Task objective » Look below and pull out each line with the word "oder".

Source records »

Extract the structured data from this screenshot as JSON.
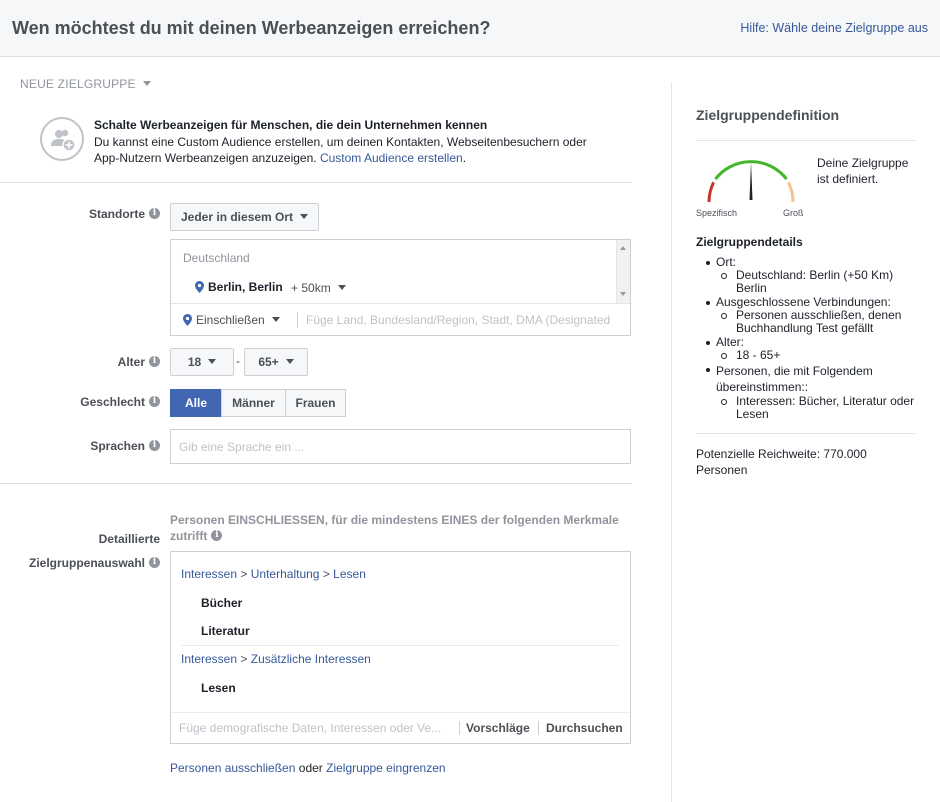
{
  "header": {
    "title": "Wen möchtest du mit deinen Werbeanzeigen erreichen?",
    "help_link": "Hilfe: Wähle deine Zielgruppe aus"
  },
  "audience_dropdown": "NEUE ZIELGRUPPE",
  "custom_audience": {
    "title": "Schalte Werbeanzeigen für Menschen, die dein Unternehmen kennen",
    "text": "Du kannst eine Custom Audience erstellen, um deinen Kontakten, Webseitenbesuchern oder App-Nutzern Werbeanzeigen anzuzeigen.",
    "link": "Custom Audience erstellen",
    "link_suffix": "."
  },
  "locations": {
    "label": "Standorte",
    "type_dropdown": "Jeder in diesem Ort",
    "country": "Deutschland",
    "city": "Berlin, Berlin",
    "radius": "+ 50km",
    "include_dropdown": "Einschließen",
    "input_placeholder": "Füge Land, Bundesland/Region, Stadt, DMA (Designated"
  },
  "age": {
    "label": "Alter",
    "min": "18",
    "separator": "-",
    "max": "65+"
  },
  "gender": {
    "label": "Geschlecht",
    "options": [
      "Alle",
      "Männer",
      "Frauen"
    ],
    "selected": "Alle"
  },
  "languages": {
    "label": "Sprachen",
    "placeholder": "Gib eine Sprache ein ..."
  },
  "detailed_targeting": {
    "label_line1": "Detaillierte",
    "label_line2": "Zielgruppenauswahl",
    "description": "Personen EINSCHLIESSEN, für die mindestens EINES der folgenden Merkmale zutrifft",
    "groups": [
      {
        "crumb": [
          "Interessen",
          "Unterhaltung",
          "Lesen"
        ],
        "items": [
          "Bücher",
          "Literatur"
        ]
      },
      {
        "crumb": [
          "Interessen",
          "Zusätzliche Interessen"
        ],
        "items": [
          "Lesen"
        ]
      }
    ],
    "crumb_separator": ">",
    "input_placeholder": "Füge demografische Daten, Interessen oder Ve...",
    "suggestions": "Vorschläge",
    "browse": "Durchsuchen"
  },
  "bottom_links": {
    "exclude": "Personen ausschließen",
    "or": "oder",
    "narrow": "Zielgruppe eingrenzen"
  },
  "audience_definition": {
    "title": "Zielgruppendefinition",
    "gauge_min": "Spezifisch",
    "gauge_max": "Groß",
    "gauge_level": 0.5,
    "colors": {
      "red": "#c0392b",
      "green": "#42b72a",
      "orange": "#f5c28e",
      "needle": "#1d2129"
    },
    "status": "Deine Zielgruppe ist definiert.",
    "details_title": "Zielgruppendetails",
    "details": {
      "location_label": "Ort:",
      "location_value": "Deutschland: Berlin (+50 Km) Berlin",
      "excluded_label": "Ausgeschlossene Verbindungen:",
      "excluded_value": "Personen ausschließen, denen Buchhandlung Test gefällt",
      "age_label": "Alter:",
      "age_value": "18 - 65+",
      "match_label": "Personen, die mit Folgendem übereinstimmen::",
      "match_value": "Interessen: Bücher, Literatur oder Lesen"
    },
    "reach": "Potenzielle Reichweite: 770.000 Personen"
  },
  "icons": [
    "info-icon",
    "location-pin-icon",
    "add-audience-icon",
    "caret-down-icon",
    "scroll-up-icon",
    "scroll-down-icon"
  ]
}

Output below »
    "text": "Du kannst eine Custom Audience erstellen, um deinen Kontakten, Webseitenbesuchern oder App-Nutzern Werbeanzeigen anzuzeigen.",
    "input_placeholder": "Füge demografische Daten, Interessen oder Ve...",
    "or": "oder",
      "match_value": "Interessen: Bücher, Literatur oder Lesen"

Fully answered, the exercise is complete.